EXTRACTED DATA
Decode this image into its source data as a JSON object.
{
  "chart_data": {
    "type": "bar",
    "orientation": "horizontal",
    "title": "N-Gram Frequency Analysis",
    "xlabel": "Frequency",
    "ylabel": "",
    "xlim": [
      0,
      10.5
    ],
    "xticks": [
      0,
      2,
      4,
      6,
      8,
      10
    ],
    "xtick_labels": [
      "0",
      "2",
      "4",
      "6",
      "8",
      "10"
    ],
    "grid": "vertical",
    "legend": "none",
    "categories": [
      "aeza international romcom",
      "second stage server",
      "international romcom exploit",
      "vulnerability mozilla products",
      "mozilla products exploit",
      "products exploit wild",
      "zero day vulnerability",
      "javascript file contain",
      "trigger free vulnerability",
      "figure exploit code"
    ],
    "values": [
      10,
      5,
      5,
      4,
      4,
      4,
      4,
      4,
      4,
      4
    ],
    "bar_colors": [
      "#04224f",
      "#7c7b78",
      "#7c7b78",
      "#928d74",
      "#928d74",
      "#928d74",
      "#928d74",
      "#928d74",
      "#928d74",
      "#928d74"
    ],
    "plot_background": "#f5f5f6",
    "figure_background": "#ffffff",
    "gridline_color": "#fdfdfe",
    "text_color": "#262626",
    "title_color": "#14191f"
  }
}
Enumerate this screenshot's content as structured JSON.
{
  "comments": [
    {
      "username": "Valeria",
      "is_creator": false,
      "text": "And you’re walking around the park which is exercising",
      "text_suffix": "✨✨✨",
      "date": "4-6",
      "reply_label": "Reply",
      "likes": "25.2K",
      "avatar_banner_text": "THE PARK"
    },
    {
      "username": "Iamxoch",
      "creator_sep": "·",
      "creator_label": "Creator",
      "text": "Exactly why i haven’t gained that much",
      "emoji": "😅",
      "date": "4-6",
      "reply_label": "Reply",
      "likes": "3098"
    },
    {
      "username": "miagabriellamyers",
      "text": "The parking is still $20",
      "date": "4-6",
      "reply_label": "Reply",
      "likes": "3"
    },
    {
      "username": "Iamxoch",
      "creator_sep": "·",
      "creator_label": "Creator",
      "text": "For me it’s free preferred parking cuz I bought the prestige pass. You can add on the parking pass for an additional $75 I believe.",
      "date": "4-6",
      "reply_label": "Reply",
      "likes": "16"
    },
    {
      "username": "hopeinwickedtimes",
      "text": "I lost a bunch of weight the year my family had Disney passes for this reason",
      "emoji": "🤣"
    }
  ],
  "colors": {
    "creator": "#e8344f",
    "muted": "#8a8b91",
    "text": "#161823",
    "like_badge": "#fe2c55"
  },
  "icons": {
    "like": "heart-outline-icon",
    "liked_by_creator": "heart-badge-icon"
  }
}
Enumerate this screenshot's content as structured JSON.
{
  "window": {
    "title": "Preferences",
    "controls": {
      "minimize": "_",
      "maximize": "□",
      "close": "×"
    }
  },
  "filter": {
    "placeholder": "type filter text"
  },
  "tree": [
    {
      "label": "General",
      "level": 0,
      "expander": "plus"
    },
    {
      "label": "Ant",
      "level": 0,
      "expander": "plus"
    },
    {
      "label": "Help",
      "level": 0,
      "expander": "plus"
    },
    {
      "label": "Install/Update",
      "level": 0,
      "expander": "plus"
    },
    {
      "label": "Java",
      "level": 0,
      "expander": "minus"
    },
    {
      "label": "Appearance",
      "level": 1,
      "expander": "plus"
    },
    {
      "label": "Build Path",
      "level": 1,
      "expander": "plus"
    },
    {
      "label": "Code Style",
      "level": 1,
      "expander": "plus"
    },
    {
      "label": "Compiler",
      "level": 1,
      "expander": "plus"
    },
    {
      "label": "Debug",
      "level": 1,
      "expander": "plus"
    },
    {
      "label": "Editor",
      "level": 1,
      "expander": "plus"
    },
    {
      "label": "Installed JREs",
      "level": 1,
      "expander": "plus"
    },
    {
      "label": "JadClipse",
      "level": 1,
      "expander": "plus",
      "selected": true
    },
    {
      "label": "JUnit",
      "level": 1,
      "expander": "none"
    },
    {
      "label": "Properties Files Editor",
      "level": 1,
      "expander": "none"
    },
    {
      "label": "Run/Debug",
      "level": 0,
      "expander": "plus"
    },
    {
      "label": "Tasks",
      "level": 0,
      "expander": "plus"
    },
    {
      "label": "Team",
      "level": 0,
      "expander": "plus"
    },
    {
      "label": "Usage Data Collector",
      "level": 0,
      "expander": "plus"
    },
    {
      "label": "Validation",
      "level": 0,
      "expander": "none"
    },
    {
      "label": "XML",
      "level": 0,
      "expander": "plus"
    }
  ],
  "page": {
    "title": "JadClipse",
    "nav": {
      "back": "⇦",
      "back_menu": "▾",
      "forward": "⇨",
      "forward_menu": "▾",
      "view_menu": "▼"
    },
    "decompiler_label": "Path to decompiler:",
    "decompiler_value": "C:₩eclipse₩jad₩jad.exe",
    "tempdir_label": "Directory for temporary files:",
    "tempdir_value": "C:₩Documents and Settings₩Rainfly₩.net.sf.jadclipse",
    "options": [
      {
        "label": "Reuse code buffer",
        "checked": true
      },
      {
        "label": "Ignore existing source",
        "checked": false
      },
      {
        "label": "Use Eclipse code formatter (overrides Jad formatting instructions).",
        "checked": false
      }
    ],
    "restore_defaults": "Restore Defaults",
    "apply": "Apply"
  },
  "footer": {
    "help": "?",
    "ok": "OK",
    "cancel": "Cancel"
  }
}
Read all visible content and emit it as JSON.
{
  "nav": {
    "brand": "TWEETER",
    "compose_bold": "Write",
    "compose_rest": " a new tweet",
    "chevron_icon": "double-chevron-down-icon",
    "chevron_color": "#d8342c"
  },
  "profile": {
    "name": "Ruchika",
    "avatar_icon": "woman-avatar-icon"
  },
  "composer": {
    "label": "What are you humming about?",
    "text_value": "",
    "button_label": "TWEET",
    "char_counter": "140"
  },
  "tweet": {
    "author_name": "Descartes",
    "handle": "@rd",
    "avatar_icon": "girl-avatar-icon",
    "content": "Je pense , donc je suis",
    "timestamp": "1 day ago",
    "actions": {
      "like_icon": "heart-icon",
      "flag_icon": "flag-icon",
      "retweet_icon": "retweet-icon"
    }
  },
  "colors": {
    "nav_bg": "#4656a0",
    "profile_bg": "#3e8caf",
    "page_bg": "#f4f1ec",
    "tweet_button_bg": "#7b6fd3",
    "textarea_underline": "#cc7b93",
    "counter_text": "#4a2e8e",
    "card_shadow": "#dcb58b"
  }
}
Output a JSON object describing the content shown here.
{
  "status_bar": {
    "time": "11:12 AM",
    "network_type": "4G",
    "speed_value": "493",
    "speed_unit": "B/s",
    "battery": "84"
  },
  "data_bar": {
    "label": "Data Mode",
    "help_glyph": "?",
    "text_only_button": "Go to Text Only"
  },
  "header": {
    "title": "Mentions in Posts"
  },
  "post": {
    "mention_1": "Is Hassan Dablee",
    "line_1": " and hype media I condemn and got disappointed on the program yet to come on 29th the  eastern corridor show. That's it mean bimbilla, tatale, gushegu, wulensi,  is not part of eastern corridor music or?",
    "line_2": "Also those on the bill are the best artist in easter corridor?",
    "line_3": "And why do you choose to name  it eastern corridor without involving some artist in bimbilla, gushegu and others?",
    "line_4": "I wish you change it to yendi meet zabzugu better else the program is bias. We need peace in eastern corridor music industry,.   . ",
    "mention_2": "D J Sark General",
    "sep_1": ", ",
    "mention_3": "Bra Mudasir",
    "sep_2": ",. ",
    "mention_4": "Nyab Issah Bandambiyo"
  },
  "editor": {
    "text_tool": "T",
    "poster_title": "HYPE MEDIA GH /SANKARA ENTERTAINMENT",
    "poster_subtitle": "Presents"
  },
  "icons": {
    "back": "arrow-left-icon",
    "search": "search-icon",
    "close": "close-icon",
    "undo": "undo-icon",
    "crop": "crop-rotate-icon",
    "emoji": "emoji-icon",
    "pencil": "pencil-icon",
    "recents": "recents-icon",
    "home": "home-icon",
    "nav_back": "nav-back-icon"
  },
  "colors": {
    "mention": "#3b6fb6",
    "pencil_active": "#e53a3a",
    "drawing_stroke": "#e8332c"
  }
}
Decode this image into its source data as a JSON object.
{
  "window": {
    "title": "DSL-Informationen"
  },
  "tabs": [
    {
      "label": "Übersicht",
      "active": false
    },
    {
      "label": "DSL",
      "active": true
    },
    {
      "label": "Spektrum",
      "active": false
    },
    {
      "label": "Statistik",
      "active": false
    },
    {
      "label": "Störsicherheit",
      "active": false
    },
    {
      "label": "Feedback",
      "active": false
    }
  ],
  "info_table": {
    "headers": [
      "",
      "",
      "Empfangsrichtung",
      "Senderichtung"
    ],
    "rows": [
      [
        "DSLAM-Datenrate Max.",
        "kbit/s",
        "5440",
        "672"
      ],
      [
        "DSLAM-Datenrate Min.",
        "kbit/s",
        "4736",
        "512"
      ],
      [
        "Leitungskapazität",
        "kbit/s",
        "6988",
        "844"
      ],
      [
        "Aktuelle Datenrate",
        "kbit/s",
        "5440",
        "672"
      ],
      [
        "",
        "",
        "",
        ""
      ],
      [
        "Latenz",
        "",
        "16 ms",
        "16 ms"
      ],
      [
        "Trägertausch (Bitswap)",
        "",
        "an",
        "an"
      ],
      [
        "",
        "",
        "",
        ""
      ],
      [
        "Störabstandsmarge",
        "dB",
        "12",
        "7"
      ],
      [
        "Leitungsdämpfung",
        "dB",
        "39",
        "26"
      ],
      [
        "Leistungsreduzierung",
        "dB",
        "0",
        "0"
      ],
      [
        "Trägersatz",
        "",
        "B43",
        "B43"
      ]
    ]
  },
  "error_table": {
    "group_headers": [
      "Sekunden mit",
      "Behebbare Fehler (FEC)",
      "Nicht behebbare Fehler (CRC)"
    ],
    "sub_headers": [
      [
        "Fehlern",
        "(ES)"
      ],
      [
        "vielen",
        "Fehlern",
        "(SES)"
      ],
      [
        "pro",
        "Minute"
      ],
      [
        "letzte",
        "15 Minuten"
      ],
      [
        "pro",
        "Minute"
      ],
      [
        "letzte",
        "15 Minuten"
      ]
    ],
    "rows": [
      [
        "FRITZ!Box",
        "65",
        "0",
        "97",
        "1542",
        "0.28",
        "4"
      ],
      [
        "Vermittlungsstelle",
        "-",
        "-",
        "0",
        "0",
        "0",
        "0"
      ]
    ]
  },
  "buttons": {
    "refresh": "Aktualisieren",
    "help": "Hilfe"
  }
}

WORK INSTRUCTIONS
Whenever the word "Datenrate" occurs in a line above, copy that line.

RESULT
        "DSLAM-Datenrate Max.",
        "DSLAM-Datenrate Min.",
        "Aktuelle Datenrate",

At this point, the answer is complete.